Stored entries
►

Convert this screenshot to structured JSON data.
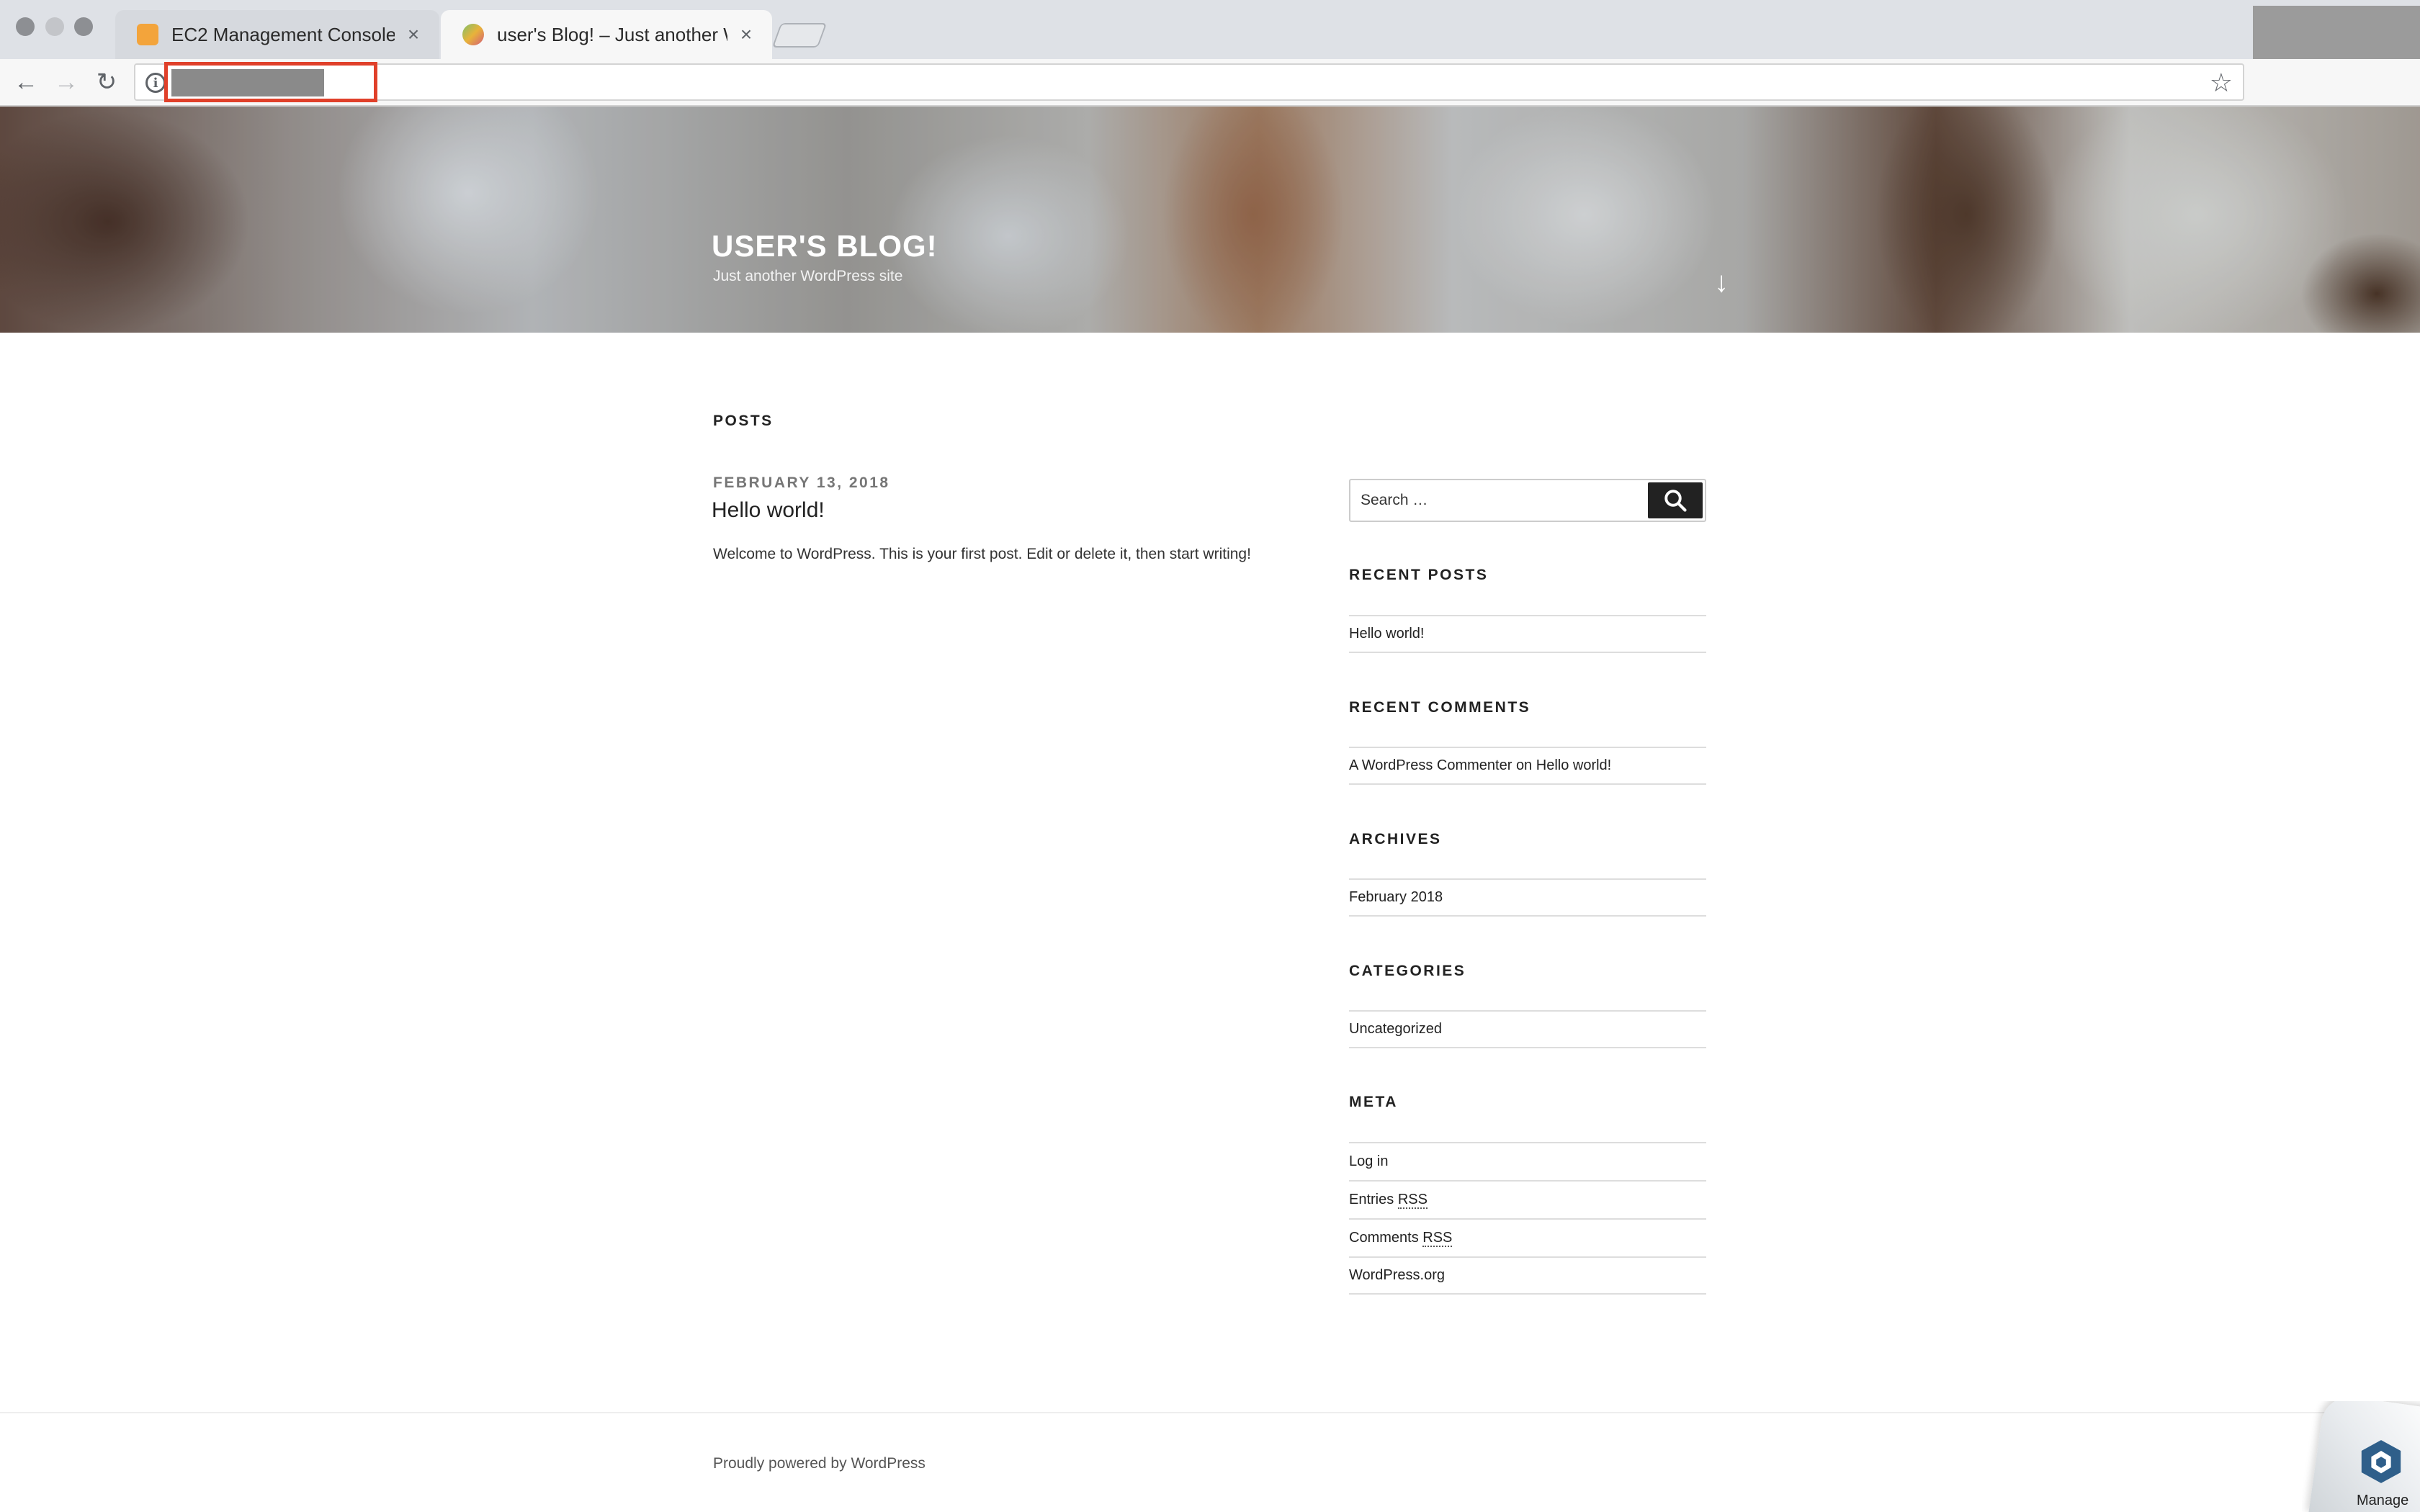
{
  "browser": {
    "tabs": [
      {
        "title": "EC2 Management Console",
        "favicon": "aws-box-icon",
        "active": false
      },
      {
        "title": "user's Blog! – Just another Wo",
        "favicon": "wordpress-favicon-icon",
        "active": true
      }
    ],
    "close_glyph": "×",
    "icons": {
      "back": "←",
      "forward": "→",
      "reload": "↻",
      "info": "i",
      "star": "☆"
    }
  },
  "site": {
    "title": "USER'S BLOG!",
    "description": "Just another WordPress site",
    "scroll_arrow": "↓"
  },
  "main": {
    "section_heading": "POSTS",
    "posts": [
      {
        "date": "FEBRUARY 13, 2018",
        "title": "Hello world!",
        "excerpt": "Welcome to WordPress. This is your first post. Edit or delete it, then start writing!"
      }
    ]
  },
  "sidebar": {
    "search": {
      "placeholder": "Search …"
    },
    "recent_posts": {
      "title": "RECENT POSTS",
      "items": [
        "Hello world!"
      ]
    },
    "recent_comments": {
      "title": "RECENT COMMENTS",
      "items": [
        {
          "author": "A WordPress Commenter",
          "on": "on",
          "post": "Hello world!"
        }
      ]
    },
    "archives": {
      "title": "ARCHIVES",
      "items": [
        "February 2018"
      ]
    },
    "categories": {
      "title": "CATEGORIES",
      "items": [
        "Uncategorized"
      ]
    },
    "meta": {
      "title": "META",
      "log_in": "Log in",
      "entries": "Entries",
      "comments": "Comments",
      "rss": "RSS",
      "wordpress_org": "WordPress.org"
    }
  },
  "footer": {
    "powered_by": "Proudly powered by WordPress"
  },
  "manage_badge": {
    "label": "Manage"
  },
  "colors": {
    "url_highlight": "#e0402a",
    "search_button": "#222222",
    "aws_orange": "#f3a43b"
  }
}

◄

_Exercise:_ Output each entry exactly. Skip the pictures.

_Written answer:_
Convert this screenshot to structured JSON data.
{
  "browser": {
    "tabs": [
      {
        "title": "EC2 Management Console",
        "favicon": "aws-box-icon",
        "active": false
      },
      {
        "title": "user's Blog! – Just another Wo",
        "favicon": "wordpress-favicon-icon",
        "active": true
      }
    ],
    "close_glyph": "×",
    "icons": {
      "back": "←",
      "forward": "→",
      "reload": "↻",
      "info": "i",
      "star": "☆"
    }
  },
  "site": {
    "title": "USER'S BLOG!",
    "description": "Just another WordPress site",
    "scroll_arrow": "↓"
  },
  "main": {
    "section_heading": "POSTS",
    "posts": [
      {
        "date": "FEBRUARY 13, 2018",
        "title": "Hello world!",
        "excerpt": "Welcome to WordPress. This is your first post. Edit or delete it, then start writing!"
      }
    ]
  },
  "sidebar": {
    "search": {
      "placeholder": "Search …"
    },
    "recent_posts": {
      "title": "RECENT POSTS",
      "items": [
        "Hello world!"
      ]
    },
    "recent_comments": {
      "title": "RECENT COMMENTS",
      "items": [
        {
          "author": "A WordPress Commenter",
          "on": "on",
          "post": "Hello world!"
        }
      ]
    },
    "archives": {
      "title": "ARCHIVES",
      "items": [
        "February 2018"
      ]
    },
    "categories": {
      "title": "CATEGORIES",
      "items": [
        "Uncategorized"
      ]
    },
    "meta": {
      "title": "META",
      "log_in": "Log in",
      "entries": "Entries",
      "comments": "Comments",
      "rss": "RSS",
      "wordpress_org": "WordPress.org"
    }
  },
  "footer": {
    "powered_by": "Proudly powered by WordPress"
  },
  "manage_badge": {
    "label": "Manage"
  },
  "colors": {
    "url_highlight": "#e0402a",
    "search_button": "#222222",
    "aws_orange": "#f3a43b"
  }
}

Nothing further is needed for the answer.